On Thursday, March 1 2012 at about 3:00 PM MST I was in a pretty dire situation. It was the final run on the final day of a six day snowboard trip in Colorado. Riding at a high speed through about 20 inches of powder, my board got caught on a totally submerged tree and stopped abruptly but my body continued moving at the same speed I was traveling. I found myself laying prostrate on a steep, wooded, back country trail unable to ride or even move my shattered right leg as my body quickly approached hypothermia.
My Wilderness First Responder training was utterly useless at this point; it only functioned to inform me how many ways I had already messed up and what my slim odds were of getting rescued. I obviously made it out alive and while recovering in the (amazing) Vail Hospital I thought of my top five blunders and lessons learned from my accident.
- Never, ever ride alone - This rule applies to almost every outdoor sport. For activities like wakeboarding it is easy to follow because you need a driver and a spotter to get out on the lake. On this day it was too easy for me to break this cardinal rule. My friends were tired and they chose to take an easier run to the bottom. I felt that even after six straight days of riding over 20 thousand feet of vertical each day I was up to an experts-only, back country chute trail on my own. Ignoring all of my leadership and survival training I set off on my own for one last run in the fresh, deep powder. There are reasons that we should not ride alone. Equipment can fail. Inclement weather can roll in unexpectedly. Accidents can happen. Having 20 years of snowboarding experience on multiple continents in every imaginable terrain made me feel invincible and I did something that I have taught my groups not to do for the past seven summers.
- Be prepared - While I was still "in-bounds" on the mountain I should have had some emergency equipment with me if I was going to attempt back country terrain. If I had not been found in the vast terrain by a skier I could have been stuck on the mountain for hours, overnight, or longer. With no emergency blanket, first aid kit, lighter or matches, compass, shovel, food, or water I would have had 0% chance of surviving for any lengthy period of time. When leading adventure trips I always carry an emergency pack. While running wakeboarding camps we always have a first aid kit on the boat. I should not have left the main trail system without the proper gear; rookie mistake.
- Charge your cell phone - After my snowboarding crash I assessed my injuries and my predicament and reached for my phone.

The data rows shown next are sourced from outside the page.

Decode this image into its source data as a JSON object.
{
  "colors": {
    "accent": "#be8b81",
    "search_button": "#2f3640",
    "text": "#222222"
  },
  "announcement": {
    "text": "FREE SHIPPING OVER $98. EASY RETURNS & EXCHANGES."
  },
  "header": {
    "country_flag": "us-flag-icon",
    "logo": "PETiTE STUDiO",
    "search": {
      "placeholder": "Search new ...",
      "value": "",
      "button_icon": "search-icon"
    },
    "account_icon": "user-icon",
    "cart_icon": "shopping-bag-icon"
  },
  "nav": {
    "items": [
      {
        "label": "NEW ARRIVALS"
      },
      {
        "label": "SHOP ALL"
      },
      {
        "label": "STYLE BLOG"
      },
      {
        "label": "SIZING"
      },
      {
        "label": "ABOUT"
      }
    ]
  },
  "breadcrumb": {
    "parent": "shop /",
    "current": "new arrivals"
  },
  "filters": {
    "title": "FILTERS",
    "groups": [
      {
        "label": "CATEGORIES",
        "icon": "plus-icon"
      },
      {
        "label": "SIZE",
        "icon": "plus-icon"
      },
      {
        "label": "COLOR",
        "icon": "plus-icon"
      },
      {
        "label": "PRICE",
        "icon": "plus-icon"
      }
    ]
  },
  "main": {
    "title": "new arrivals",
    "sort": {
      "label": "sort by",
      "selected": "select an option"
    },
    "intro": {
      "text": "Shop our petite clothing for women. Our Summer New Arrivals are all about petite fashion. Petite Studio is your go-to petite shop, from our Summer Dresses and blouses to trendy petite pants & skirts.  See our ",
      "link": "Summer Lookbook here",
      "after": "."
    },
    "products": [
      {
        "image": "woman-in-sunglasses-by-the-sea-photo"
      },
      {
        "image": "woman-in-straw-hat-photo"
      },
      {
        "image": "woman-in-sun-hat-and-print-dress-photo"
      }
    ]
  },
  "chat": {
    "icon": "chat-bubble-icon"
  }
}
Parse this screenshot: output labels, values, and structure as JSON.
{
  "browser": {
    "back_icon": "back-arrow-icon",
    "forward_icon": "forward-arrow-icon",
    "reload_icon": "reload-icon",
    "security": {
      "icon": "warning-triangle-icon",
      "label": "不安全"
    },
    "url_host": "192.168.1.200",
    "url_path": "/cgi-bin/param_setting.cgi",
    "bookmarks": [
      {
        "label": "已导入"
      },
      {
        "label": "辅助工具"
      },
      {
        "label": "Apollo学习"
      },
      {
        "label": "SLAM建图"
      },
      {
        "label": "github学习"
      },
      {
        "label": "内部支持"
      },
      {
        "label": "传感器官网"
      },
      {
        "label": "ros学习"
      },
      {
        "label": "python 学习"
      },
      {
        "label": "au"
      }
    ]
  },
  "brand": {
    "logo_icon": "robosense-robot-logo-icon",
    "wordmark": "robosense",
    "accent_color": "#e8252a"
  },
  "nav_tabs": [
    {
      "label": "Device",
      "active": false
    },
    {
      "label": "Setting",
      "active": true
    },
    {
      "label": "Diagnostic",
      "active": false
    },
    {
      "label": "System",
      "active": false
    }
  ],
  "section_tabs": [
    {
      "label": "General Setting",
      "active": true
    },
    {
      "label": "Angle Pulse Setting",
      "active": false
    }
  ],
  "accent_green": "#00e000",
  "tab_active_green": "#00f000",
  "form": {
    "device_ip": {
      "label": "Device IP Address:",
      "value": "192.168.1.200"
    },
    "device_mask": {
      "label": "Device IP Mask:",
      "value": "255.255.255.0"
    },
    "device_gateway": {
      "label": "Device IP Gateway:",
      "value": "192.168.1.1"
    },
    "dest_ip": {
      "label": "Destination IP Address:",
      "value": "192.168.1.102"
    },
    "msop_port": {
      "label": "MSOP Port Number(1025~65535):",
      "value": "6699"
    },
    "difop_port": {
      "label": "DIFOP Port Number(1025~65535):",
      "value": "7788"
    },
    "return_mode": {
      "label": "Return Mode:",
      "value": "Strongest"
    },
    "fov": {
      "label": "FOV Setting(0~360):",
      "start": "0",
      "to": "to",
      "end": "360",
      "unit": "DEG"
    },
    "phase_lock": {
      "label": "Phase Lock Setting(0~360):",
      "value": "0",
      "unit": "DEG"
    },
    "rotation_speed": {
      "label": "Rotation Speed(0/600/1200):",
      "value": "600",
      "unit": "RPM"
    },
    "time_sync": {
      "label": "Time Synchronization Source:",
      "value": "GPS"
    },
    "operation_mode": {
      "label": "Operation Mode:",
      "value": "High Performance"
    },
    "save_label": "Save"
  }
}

It had shut off due to lack of power. I pressed and held the "POWER" button and it turned on but instantly turned off again. I managed to warm up the battery enough to send one text message to a friend to call 911 but then the phone died for good and I had no way of knowing if my friend received my message or if help would come. The cell phone is a revolutionary safety device only if it is powered up in case of an emergency. I spent the whole day wasting its juice on staying in touch with friends on the mountain, using silly apps to track my speed, number of runs, and vertical feet, and to take fun pictures and videos. As I sat shivering in the snow with my fingers crossed that someone would show up I regretted every wasted bar of power from that day.
- Having a plan makes all the difference - Here is something that I actually did right. Before departing on my own I told my friend exactly which run I was taking and where we would meet. When I did not show up my friend knew something was wrong and got in touch with ski patrol. Having an emergency plan is so critically important for situations like this. Had my friend not waited for me at that particular lift I could have been stranded for a much longer amount of time.
- Practice what you preach - Basically I should have known better. I teach young adults how to responsibly have fun in the outdoors and would be disappointed in any of my campers who left my program and did something stupid like this. As one of my close friends said after hearing about my accident: "Too many people love you, don't be an idiot next time." She is right. I made some crucial judgement mistakes and am fortunate that all I have to show for it is a leg injury which will heal in a few months' time.
So here is how I was rescued and what happened afterwards:
Within about 10 minutes of the accident a skier heard my calls for help and hiked to where I was on the ground. He called 911 who sent ski patrol to my location. Simultaneously my friend at the bottom of the mountain called ski patrol who told her that they were on their way and to wait for me at the emergency clinic. Ski patrol arrived about 15 minutes later, splinted my injured leg, and strapped me in to their sled. It took about an hour for three of them to ski me down the steep terrain and back to the main ski area and to the medical clinic. At the clinic they assessed the injury through x-rays and tests and recommended immediate surgery. I was transferred by ambulance to the hospital at Vail where a world-class orthopedic surgeon was ready and waiting. I underwent surgery that night where he dropped a large titanium rod through the center of my tibia and screwed it in place below the knee and at the ankle. I spent three days recovering in the Vail hospital and am now back in New Hampshire going through physical therapy and recovery for multiple tibia fractures as well as a shattered fibula.
I would say lesson learned; the pain will go away in the coming weeks but the physical and emotional scars will function to remind me not to break my own outdoors safety rules in the future.